Reuters reported late last week that Peter Locsin, of Talisay City, Philippines, is believed to be behind a cybercrime scheme to compromise the accounts of several well-known individuals at three financial institutions.
U.S. prosecutors believe Locsin used websites, phone calls and other online means to illegally access the accounts and attempt to conduct wire transfers, purchase merchandise, change addresses and even add new cardholders.
The victim data that was compromised includes Social Security numbers, names and birthdates, but none of the victims were actually identified in the court documents, Reuters said.
Locsin faces charges of conspiracy to commit bank fraud and aggravated identity theft, with the conspiracy count alone carrying a maximum sentence of 30 years in prison.
A spokesman for U.S. Attorney Paul Fishman told Reuters that Locsin is being held in custody of authorities in the Philippines for charges that are unrelated to the current case.
Earlier this year, a hacker was formally charged with accessing both the iCloud and Google storage accounts of about 100 people and then using that access to steal and distribute personal information. Ultimately, it also resulted in the leak of nude photos of a host of celebrities.

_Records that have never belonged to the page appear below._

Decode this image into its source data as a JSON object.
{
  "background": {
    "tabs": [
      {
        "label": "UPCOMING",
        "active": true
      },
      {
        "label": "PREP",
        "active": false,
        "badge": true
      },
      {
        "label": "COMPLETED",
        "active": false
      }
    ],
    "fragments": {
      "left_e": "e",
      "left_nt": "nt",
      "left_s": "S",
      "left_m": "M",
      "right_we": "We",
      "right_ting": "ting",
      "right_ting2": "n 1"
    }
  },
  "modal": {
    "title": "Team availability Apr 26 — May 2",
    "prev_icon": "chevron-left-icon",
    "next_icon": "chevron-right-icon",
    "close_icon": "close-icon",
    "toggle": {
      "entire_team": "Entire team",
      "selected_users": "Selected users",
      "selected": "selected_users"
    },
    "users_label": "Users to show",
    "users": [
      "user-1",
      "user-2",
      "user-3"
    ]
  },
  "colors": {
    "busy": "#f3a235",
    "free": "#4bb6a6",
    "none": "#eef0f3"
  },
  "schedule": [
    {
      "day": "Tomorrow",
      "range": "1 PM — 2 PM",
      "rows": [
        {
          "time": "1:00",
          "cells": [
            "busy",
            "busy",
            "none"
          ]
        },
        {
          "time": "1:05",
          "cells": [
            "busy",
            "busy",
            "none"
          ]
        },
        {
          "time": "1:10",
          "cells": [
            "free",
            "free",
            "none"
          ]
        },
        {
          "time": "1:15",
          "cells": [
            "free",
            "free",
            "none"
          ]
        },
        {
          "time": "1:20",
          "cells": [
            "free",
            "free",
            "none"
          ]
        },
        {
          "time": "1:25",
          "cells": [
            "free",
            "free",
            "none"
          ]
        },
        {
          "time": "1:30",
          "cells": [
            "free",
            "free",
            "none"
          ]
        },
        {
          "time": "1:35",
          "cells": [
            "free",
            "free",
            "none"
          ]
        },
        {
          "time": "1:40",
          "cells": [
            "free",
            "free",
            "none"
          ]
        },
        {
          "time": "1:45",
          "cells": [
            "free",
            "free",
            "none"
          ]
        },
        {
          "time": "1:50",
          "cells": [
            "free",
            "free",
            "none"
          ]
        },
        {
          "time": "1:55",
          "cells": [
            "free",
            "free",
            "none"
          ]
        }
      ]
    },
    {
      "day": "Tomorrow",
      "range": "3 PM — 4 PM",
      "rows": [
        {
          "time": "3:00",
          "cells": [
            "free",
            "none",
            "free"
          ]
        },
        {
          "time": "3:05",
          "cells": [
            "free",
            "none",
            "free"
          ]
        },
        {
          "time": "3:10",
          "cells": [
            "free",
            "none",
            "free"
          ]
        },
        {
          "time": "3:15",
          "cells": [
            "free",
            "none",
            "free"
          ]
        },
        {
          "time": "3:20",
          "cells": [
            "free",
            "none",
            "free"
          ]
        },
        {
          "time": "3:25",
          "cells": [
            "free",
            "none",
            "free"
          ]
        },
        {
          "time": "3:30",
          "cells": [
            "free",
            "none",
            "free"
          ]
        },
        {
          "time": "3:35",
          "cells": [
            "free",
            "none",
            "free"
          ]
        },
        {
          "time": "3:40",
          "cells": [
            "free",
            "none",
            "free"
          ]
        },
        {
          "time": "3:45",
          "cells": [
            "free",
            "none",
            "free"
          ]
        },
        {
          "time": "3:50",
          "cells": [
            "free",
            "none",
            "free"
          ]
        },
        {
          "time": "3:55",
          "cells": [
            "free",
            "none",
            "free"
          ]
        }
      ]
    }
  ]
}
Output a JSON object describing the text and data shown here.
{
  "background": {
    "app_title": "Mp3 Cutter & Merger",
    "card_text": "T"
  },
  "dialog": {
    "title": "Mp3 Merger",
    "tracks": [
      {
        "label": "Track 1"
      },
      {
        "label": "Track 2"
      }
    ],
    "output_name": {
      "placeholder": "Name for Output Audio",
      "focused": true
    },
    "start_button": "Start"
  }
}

On the hot seat is 36-year-old Ryan Collins, who, the U.S. Attorney for the Central District of California alleges, was behind a phishing scheme between Nov. 2012 and Sept. 2014. That scheme was intended to siphon usernames and passwords to at least 50 iCloud accounts and 72 Gmail accounts.
Court filings further note that Collins sent out emails that resembled official correspondence from Google and Apple — emails that were used to convince the unknowing to cough up details that could be used to access personal photos or, in some cases, entire phone backups. The charging documents also corroborate Apple’s claim that the iCloud itself had not been hacked and, instead, its individual users had been.